Suppose, that $$X \sim \text{Pois}(\lambda_1)$$ and $$Y \sim \text{Pois}(\lambda_2)$$, and consider the Wasserstein metric

$$d_W(X,Y) = \sup_{h \in \text{Lip}(1)} \vert E[h(X)]-E[h(Y)] \vert,$$ where $$\text{Lip}(1)$$ denotes the real functions which are Lipschitz with constant atmost 1.

I want to prove the following upper bound: $$d_W(X,Y) \leq \vert \lambda_1-\lambda_2\vert$$

I am not sure whether or not this holds for a more general class of distribution (if we replace the $$\lambda$$'s with expectations), and by extension whether or not we need to use properties of the Poisson distribution.

As a generic attempt, the taking an arbitrary $$h \in \text{Lip}(1)$$, we get

$$\vert E[h(X)]-E[h(Y)] \vert \leq E[\vert h(X) - h(Y)\vert ] \leq E[\vert X - Y \vert ],$$ but this is not useful. We would need to not move the absolute value inside the integral, but then I am coming up blank for ways to do this estimate.

Also I tried googling for any nice results for the Lipschitz functions and the Poisson distribution but could not find anything. I guess we could try to use that the Poisson distribution is discrete, but I don't think sums are preferable to $$E$$ here.

• Why do you think it's not useful?
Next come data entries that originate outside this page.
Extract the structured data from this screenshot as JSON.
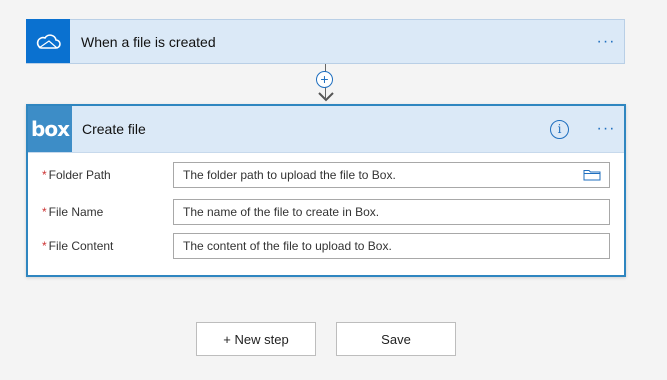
{
  "trigger": {
    "title": "When a file is created",
    "icon": "onedrive-cloud-icon",
    "more_label": "···"
  },
  "connector": {
    "add_label": "+"
  },
  "action": {
    "title": "Create file",
    "logo_text": "box",
    "info_label": "i",
    "more_label": "···",
    "required_marker": "*",
    "fields": [
      {
        "label": "Folder Path",
        "placeholder": "The folder path to upload the file to Box."
      },
      {
        "label": "File Name",
        "placeholder": "The name of the file to create in Box."
      },
      {
        "label": "File Content",
        "placeholder": "The content of the file to upload to Box."
      }
    ]
  },
  "buttons": {
    "new_step": "+ New step",
    "save": "Save"
  },
  "colors": {
    "onedrive_blue": "#0a71d0",
    "box_blue": "#3d8dc7",
    "accent": "#1f6fbf",
    "header_bg": "#dbe9f7",
    "required": "#cc3333"
  }
}
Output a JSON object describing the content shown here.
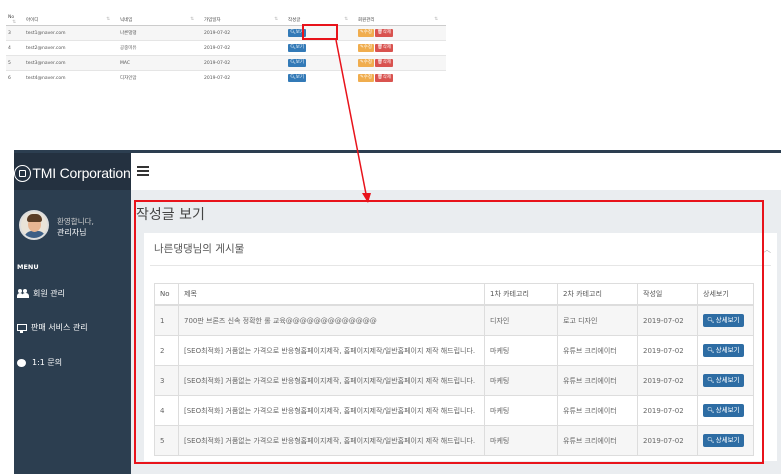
{
  "member_table": {
    "headers": [
      "No",
      "아이디",
      "닉네임",
      "가입일자",
      "작성글",
      "회원관리"
    ],
    "rows": [
      {
        "no": "3",
        "id": "test1@naver.com",
        "nickname": "나른댕댕",
        "date": "2019-07-02"
      },
      {
        "no": "4",
        "id": "test2@naver.com",
        "nickname": "공중미유",
        "date": "2019-07-02"
      },
      {
        "no": "5",
        "id": "test3@naver.com",
        "nickname": "MAC",
        "date": "2019-07-02"
      },
      {
        "no": "6",
        "id": "test4@naver.com",
        "nickname": "디자인맘",
        "date": "2019-07-02"
      }
    ],
    "view_label": "보기",
    "edit_label": "수정",
    "delete_label": "삭제"
  },
  "brand": {
    "name": "TMI Corporation"
  },
  "sidebar": {
    "welcome": "환영합니다,",
    "admin_name": "관리자님",
    "menu_header": "MENU",
    "items": [
      {
        "label": "회원 관리",
        "icon": "users-icon"
      },
      {
        "label": "판매 서비스 관리",
        "icon": "monitor-icon"
      },
      {
        "label": "1:1 문의",
        "icon": "chat-icon"
      }
    ]
  },
  "content": {
    "page_title": "작성글 보기",
    "panel_title": "나른댕댕님의 게시물",
    "columns": [
      "No",
      "제목",
      "1차 카테고리",
      "2차 카테고리",
      "작성일",
      "상세보기"
    ],
    "detail_label": "상세보기",
    "rows": [
      {
        "no": "1",
        "title": "700판 브론즈 신속 정확한 롤 교육@@@@@@@@@@@@@",
        "cat1": "디자인",
        "cat2": "로고 디자인",
        "date": "2019-07-02"
      },
      {
        "no": "2",
        "title": "[SEO최적화] 거품없는 가격으로 반응형홈페이지제작, 홈페이지제작/일반홈페이지 제작 해드립니다.",
        "cat1": "마케팅",
        "cat2": "유튜브 크리에이터",
        "date": "2019-07-02"
      },
      {
        "no": "3",
        "title": "[SEO최적화] 거품없는 가격으로 반응형홈페이지제작, 홈페이지제작/일반홈페이지 제작 해드립니다.",
        "cat1": "마케팅",
        "cat2": "유튜브 크리에이터",
        "date": "2019-07-02"
      },
      {
        "no": "4",
        "title": "[SEO최적화] 거품없는 가격으로 반응형홈페이지제작, 홈페이지제작/일반홈페이지 제작 해드립니다.",
        "cat1": "마케팅",
        "cat2": "유튜브 크리에이터",
        "date": "2019-07-02"
      },
      {
        "no": "5",
        "title": "[SEO최적화] 거품없는 가격으로 반응형홈페이지제작, 홈페이지제작/일반홈페이지 제작 해드립니다.",
        "cat1": "마케팅",
        "cat2": "유튜브 크리에이터",
        "date": "2019-07-02"
      }
    ]
  },
  "colors": {
    "accent_red": "#e8131b",
    "sidebar_bg": "#2c3e50",
    "button_blue": "#2e6da4"
  }
}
The difference of Poisson variables is somehow calculated. Mar 13, 2023 at 12:21
• Yes but do we know the distribution of $X-Y$? This is not a new Poisson variable as it can take negative values Mar 13, 2023 at 13:12
• Okay, assuming $X,Y$ independent, there is something called the Skellam distribution. However we are still looking at the absolute value of this, and from what I can gather from other posts on here, it is a quite complicated expression for the expectation, and it is not clear to me that this is bounded by what we want. Mar 13, 2023 at 13:46

The inequality you have already deduced is useful. Now it is a matter of coming up with the right coupling. You want to find a pair $$(X,Y)$$ such that the marginals are Poisson distributed with rates $$\lambda_1$$ and $$\lambda_2$$ and such that $$E[\lvert X-Y\rvert]\leq\lvert\lambda_1-\lambda_2\rvert.$$ To do this we can use the fact that the sum of independent Poisson variables is again Poisson distributed.
Assume w.l.o.g. that $$\lambda_1\geq\lambda_2$$ and let $$A\sim\text{Pois}(\lambda_2),B\sim\text{Pois}(\lambda_1-\lambda_2)$$ be independent. Then we define $$Y=A$$ and $$X=A+B$$ and notice that $$X\sim\text{Pois}(\lambda_1),Y\sim\text{Pois}(\lambda_2)$$. Since $$X-Y=B\sim\text{Pois}(\lambda_1-\lambda_2)$$ we have $$E[\lvert X-Y\rvert]=E[X-Y]=\lambda_1-\lambda_2=\lvert\lambda_1-\lambda_2|.$$